win-win, or stalemate.
The makeup ofthe negotiating teams may also differ, but teams usually include
Members with high status.
Members with special expertise.
A translator.
Physical aspects ofthe negotiations also can affect the outcomes:
Site and space.
Schedule and agenda.
Use of time.
Host hospitality.
Byfar the most important differences are in communication styles:
The focus may be on what has already been agreed or on what remains in dispute.
Some teams negotiate for the honor of their country or firm.
Some teams prefer the observance of more form and specific protocol than others.
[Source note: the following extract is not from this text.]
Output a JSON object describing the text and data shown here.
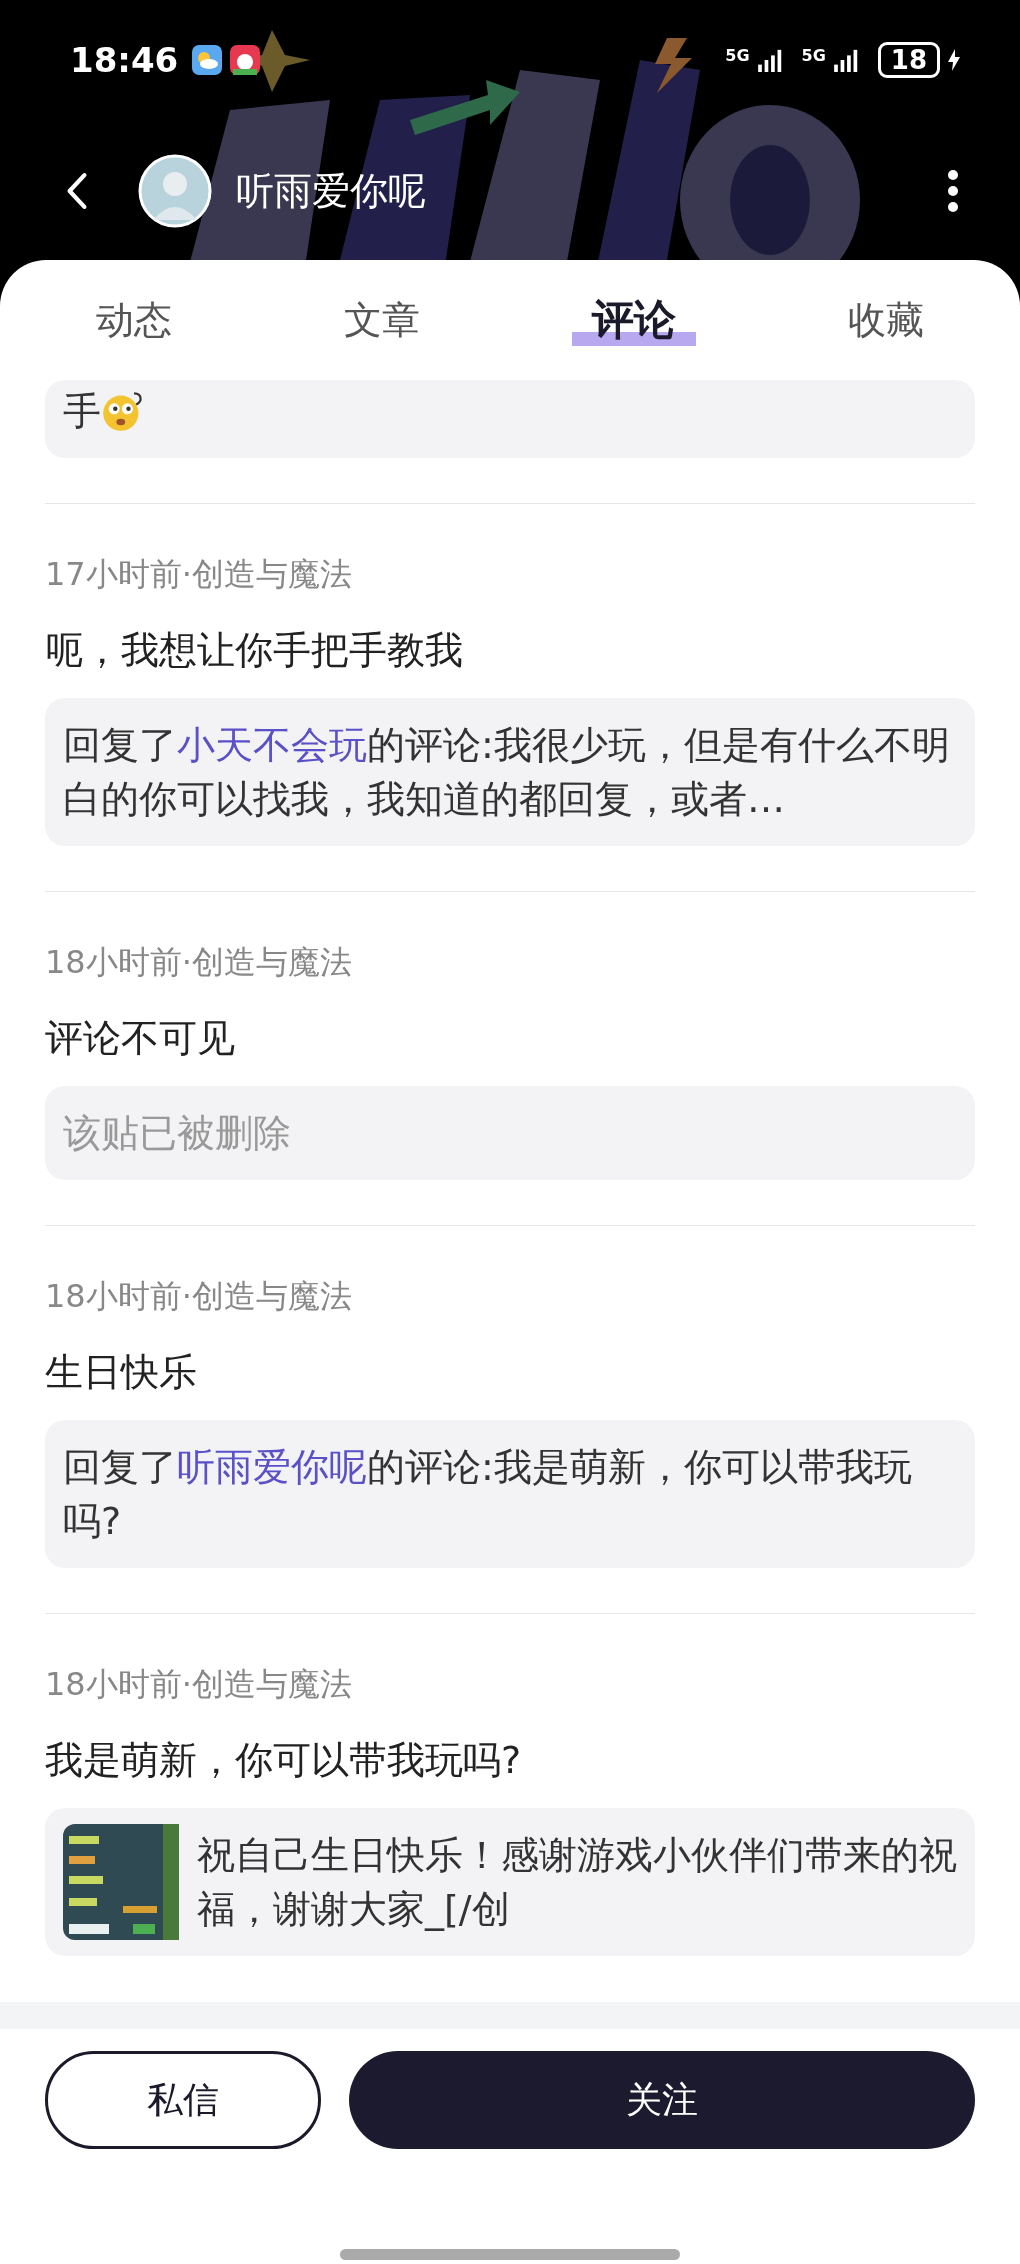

Some show emotion and even make a deliberate display of'ernotion, while others show
little emotion.
Some teams use silence, while others are uncomfortable with silence.
Negotiation has four phases:
Development of a relationship with the other side.
Exchange of information and positions.
Persuasion and argumentation.
Concessions and agreement.

5 1. William Zartman and Maureen Berman; quoted in Raymond Cohen, Negotiating across Cultures
(Washington, DC: United States Institute of Peace, 1991 ), pp. I 6 ff.
2. Geert Hofstede, Cultures and Organizations (New York: McGraw-Hill, 1991), p. 225.
3. Cohen, pp. 31-32.
4. Glen Fisher, I:Z.ternational Negotiation: A Cross-Cultural Perspective (Yarmouth, ME: Intercultural
Press, 1980). .
5. Cohen, p. 51.
6. Robert T. Moran and William G. Stripp, Dynamics of Successful International Business Negotia-
tions (Houston: Gulf, 1991), p. 84.
7. Richard Mead, Cross-Cultural Management. Communication (New York: John Wiley and Sons,
1990), p. 203.
8. Yale Richmond, From Nyet to Da: Understanding the Russians (Yarmouth, ME: Intercultural Press,
1992), p. 141.